12: The Life of Dwight: After Serving as President By: David Grasso After serving as the President of the United States for eight years, Dwight Eisenhower retired to Gettysburg, Pennsylvania. He was most concerned with restoring his rank in the military. On March 22, 1961, Eisenhower signed a special act of Congress, giving him his 5 star ranks as a General of the Army. He believed that in order to keep his honor in the military and as former President, he had to show his support for the troops and restore his military power. Also, Eisenhower was one of few presidents who published presidential memoirs. The publication company that published his memoirs was Doubleday. Doubleday published the first volume of | memoirs titled “The White House Years.” In these stories, he explained the difficulties of being president. November 9, 1965 was a sad day for Eisenhower because he suffered his second of many heart attacks. While he was golfing at Augusta National Golf Club, which is where the Masters is held in pro golf today, he suffered a heart attack. After that day, Dwight would hesitate to play golf and slow down his physical activities. Despite his bad health, Dwight gave a TV address on November 28, 1967 concerning the Vietnam War. He and General Omar Bradley asked Americans to support the troops in Vietnam. His address was appreciated by Congress and might have changed the opinions of the American people.
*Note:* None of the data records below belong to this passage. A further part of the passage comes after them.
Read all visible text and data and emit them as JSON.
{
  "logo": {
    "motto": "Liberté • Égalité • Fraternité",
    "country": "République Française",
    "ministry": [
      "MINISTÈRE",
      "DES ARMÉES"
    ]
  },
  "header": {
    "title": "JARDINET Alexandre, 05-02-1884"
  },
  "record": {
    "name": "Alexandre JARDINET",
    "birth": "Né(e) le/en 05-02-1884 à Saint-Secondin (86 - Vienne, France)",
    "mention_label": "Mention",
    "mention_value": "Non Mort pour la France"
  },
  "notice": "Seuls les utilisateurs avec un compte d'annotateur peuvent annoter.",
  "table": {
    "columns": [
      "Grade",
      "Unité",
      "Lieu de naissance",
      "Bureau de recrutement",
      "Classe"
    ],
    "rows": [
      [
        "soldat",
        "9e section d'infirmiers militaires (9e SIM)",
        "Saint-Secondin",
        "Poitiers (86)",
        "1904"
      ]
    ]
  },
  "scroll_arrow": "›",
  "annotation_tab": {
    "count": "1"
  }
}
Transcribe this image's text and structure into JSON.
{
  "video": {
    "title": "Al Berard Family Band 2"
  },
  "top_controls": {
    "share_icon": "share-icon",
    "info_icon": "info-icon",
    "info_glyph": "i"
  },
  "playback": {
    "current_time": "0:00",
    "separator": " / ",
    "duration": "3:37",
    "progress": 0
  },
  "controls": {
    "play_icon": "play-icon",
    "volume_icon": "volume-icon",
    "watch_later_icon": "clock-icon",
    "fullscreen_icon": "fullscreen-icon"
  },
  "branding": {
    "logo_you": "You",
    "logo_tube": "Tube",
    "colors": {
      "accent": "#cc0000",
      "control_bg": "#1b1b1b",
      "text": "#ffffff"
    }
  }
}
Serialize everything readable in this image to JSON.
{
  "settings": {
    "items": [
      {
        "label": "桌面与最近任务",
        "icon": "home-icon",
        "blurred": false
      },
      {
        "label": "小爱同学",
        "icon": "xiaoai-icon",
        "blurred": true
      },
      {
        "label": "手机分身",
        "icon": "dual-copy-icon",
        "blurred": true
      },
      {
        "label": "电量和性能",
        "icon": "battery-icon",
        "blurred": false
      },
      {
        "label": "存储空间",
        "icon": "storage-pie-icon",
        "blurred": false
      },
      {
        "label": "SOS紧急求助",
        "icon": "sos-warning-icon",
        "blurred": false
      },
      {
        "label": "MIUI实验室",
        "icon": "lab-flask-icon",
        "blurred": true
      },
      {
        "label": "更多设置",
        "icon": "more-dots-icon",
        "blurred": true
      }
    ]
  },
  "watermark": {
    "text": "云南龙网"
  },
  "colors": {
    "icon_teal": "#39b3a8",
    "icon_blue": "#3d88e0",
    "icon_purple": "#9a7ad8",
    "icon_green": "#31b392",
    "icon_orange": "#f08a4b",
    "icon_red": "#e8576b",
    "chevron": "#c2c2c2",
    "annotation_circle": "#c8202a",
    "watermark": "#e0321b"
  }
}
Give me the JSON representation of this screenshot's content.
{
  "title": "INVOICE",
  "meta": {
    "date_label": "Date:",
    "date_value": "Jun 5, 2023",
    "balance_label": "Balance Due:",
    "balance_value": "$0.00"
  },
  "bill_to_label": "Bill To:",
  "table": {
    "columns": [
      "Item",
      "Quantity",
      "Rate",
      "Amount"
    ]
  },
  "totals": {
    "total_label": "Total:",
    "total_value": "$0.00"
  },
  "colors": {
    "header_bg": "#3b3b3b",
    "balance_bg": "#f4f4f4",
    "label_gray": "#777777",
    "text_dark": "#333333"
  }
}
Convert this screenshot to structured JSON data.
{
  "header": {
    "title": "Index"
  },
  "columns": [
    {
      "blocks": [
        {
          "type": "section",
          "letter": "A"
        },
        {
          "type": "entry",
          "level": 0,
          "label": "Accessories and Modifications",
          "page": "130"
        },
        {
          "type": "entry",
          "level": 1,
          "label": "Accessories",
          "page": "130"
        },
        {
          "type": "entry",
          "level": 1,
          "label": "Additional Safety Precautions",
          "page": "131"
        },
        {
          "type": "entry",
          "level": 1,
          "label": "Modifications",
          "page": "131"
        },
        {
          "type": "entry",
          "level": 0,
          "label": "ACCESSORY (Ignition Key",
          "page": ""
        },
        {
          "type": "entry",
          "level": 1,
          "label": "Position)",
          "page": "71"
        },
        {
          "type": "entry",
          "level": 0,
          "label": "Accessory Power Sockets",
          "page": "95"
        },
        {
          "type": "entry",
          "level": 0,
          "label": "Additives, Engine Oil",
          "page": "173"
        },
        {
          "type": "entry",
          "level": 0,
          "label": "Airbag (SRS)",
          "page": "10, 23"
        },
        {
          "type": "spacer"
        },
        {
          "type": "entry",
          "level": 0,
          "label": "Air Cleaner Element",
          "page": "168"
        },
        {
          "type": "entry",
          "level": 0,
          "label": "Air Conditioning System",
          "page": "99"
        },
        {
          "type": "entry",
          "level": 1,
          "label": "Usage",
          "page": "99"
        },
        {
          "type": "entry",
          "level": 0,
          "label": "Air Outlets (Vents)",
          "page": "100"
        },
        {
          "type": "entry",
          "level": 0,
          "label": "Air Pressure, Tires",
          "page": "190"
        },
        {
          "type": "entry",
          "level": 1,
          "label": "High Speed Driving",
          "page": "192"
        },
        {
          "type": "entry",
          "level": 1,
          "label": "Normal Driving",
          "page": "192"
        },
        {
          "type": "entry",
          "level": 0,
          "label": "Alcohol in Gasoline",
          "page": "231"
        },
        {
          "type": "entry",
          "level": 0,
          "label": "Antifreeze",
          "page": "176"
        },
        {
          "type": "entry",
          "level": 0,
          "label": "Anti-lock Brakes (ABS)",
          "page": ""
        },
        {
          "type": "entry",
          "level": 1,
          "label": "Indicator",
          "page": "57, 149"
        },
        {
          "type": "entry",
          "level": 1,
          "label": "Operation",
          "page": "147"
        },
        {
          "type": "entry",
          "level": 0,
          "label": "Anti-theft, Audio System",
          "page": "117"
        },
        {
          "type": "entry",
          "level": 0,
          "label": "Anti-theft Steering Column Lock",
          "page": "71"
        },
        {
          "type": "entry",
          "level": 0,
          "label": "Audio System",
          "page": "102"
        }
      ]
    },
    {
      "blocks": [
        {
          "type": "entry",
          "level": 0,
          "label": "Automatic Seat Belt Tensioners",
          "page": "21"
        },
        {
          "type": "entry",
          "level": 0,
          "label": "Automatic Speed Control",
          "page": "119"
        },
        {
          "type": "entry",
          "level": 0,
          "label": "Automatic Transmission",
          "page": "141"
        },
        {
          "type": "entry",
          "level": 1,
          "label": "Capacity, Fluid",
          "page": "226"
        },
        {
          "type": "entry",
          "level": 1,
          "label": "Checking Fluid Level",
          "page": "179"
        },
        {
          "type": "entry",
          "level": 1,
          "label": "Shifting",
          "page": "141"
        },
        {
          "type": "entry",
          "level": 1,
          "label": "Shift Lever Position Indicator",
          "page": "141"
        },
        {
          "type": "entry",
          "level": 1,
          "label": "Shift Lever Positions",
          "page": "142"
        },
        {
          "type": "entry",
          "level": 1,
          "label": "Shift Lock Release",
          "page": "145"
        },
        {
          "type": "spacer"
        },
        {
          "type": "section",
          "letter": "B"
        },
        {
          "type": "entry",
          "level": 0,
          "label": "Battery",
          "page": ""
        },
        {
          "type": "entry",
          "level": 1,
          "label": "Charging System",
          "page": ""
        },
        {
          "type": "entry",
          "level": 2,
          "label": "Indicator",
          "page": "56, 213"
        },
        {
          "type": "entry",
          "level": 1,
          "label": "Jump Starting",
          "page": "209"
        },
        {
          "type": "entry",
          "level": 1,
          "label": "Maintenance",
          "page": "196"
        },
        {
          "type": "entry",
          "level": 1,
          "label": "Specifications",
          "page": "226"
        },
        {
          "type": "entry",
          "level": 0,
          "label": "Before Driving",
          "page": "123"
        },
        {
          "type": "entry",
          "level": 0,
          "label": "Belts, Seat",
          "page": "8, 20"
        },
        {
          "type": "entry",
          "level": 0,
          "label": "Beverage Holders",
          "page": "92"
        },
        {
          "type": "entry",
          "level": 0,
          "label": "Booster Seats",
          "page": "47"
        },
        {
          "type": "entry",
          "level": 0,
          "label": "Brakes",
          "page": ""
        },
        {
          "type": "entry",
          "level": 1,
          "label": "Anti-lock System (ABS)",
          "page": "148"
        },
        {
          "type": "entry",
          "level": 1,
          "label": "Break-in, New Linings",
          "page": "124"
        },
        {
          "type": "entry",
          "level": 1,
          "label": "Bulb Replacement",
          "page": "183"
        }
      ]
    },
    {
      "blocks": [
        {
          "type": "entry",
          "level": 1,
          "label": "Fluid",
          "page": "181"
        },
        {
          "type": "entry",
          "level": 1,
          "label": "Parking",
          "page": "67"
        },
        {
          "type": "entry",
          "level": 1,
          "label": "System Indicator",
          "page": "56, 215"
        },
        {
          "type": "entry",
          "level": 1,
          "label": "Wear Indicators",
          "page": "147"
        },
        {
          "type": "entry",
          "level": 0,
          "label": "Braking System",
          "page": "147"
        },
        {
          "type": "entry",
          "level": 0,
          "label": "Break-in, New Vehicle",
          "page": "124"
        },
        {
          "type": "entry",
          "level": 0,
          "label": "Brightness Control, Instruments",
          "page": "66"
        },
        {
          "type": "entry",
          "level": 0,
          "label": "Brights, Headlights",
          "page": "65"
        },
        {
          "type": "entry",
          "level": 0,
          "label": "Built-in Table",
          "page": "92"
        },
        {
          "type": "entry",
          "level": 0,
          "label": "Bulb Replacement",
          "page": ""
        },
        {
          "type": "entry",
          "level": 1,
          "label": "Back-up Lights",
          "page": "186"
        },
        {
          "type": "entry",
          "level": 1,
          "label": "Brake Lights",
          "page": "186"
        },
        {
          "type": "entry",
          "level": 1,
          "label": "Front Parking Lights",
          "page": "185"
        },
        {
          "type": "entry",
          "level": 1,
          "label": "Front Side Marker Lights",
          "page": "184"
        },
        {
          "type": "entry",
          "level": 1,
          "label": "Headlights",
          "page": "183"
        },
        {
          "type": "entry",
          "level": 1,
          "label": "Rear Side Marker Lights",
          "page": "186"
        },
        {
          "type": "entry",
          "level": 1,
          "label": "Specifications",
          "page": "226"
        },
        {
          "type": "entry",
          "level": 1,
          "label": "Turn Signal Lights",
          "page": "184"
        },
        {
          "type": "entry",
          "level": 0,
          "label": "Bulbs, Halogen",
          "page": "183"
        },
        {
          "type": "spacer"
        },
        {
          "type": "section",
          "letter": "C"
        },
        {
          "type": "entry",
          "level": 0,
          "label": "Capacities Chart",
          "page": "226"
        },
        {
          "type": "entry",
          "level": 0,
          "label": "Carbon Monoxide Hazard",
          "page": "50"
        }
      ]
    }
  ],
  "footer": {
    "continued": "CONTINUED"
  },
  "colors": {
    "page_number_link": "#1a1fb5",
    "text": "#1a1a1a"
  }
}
13: While in his hospital suite at the Walter Reed Army Hospital, Dwight Eisenhower issued a statement dealing with the election. He generously told the press that he supports his former vice president Richard Nixon. He showed his support for his friend despite his conditions, he showed how interested he was in politics. His concern for the future of America and the next president proved how loyal he was to his country. On March 28, 1969, Dwight Eisenhower died at Walter Reed Army Hospital in Washington D.C. He is buried with full military honors in Kansas at the Eisenhower library. After his presidency, Eisenhower did his best to stay connected with politics and military. Future presidents look up to him as a role model and consider his movements concerning the Cold War as precedents.